Job Losses During Economic Crisis Leave Millions Without Health Insurance

Job Losses During Economic Crisis Leave Millions Without Health Insurance

According to a new report from the Commonwealth Biennial Health Insurance Survey of 2010 and prior years, millions of Americans have been left with no health insurance as a result of the economic recession. Worse yet, those who still have coverage are struggling to pay medical bills.

The survey was conducted via phone interviews by Princeton Survey Research Associates International and involved 3,033 adults during the period from July 14 to November 30, 2010. The survey focused on the effect of the recession on adult health insurance.

Findings showed that last year about 52 million American adults found themselves lacking insurance, a startling increase of nearly 75 percent compared to the 38 million who were uninsured in 2001. A total of 43 million adults of working-age adults joined the ranks of the unemployed in the past two years, accounting for about a quarter of the work force. Among these less fortunate people, approximately nine million (57 percent) lost their health benefits (57%) an only one-quarter of them either obtained new coverage or were able to become covered by their spouse’s insurance. A mere 14 percent continued their coverage through COBRA. Many adults who sought to obtain individual coverage faced higher premiums, exclusions from their coverage due to a health condition, or were denied coverage due to a preexisting condition.

Results of the survey also showed that the cost of insurance coverage and medical expenses have continued to increase over the past decade. Americans who have health insurance coverage have been forced to pay higher deductibles in addition to having to pay deductible costs for routine procedures that were covered beyond their regular co-pay in the past.
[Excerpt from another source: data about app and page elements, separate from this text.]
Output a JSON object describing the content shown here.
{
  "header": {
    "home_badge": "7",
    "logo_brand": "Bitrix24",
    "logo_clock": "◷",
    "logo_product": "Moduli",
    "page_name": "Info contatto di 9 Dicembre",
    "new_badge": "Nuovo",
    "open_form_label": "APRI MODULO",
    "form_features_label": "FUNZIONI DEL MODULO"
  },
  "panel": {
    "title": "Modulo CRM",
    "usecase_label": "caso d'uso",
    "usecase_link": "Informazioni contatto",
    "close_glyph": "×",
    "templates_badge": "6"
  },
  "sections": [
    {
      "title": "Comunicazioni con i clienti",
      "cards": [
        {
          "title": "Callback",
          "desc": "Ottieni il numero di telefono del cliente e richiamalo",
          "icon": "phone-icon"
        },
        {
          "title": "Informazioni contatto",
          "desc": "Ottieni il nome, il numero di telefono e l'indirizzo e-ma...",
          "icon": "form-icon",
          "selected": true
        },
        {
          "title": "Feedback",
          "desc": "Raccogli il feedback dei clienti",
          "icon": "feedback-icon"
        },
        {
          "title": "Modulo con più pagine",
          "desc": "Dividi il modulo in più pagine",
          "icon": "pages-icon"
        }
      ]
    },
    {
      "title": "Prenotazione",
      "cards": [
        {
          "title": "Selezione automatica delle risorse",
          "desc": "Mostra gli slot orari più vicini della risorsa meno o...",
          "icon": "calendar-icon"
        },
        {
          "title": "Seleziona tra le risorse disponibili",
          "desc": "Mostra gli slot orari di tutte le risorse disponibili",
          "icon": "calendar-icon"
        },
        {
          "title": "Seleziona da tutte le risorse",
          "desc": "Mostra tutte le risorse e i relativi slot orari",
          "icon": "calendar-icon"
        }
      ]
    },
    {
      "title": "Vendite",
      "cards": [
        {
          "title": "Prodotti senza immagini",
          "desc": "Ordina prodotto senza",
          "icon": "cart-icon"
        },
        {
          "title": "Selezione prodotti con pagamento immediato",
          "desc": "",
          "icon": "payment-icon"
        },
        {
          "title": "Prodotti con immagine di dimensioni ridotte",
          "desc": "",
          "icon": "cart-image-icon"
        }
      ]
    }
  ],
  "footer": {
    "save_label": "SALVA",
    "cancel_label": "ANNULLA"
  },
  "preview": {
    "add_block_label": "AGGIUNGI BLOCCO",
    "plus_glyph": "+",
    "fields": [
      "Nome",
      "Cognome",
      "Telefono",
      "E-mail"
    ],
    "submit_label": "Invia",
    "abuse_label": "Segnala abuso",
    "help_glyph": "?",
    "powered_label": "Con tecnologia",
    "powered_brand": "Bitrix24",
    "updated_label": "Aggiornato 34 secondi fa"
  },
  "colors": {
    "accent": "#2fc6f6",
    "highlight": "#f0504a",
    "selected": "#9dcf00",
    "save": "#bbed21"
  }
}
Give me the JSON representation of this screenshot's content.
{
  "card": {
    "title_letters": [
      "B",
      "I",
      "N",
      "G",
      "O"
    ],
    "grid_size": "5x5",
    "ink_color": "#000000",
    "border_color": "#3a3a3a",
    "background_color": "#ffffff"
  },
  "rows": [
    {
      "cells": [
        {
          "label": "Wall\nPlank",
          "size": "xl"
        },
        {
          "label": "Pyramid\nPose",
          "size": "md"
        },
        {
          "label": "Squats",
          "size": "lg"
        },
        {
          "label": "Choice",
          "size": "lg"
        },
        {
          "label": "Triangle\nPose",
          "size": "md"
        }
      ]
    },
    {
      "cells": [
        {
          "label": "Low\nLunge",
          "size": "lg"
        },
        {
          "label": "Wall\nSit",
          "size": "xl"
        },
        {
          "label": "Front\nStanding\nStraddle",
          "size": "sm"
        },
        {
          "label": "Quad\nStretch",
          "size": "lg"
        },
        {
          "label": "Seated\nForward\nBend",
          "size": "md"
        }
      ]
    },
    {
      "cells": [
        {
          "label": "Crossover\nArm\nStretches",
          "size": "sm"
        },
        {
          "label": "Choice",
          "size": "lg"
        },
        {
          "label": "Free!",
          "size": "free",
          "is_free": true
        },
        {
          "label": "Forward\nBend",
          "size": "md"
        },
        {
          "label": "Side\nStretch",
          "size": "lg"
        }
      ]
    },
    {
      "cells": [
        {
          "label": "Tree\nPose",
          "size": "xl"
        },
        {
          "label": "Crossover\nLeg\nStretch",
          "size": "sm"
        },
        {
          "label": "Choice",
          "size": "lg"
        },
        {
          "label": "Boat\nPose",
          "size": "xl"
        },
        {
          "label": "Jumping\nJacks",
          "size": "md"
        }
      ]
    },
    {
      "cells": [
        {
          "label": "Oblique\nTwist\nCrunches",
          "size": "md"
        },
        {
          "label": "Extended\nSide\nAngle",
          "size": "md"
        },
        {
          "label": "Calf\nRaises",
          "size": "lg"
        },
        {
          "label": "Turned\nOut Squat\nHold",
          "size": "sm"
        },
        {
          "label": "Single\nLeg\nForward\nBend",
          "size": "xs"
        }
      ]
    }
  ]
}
This has left millions among the unemployed not only struggling to pay medical bills, but forgoing needed medical care.

In 2010, about 49 million working U.S. adults reported 10 percent more of their income being spent for health insurance premiums and out-of-pocket medical costs, compared to 31 million in 2001. In addition, 75 million adults forwent doctor visits, filling prescriptions, and went without recommended tests or treatments, with only about half of those surveyed reporting being current on preventive care. This accounts for a 60 percent increase in comparison to 47 million reporting the omission of medical care in 2001.

According to Commonwealth Fund President Karen Davis, the report provides a benchmark for measuring the effectiveness of the healthcare reform initiated by President Barack Obama. In a telephone interview, she stated, “It tells a story of a continuing deterioration of healthcare accessibility, efficiency, safety and affordability over the past decade despite the fact that we spend more than any other country on healthcare.”

Although certain terms of the new plan that has been signed into law are now in effect, requirements for coverage and provisions for purchasing health plans will not be in effect until 2014. The target of the new plan is to provide coverage for more than 30 million uninsured Americans.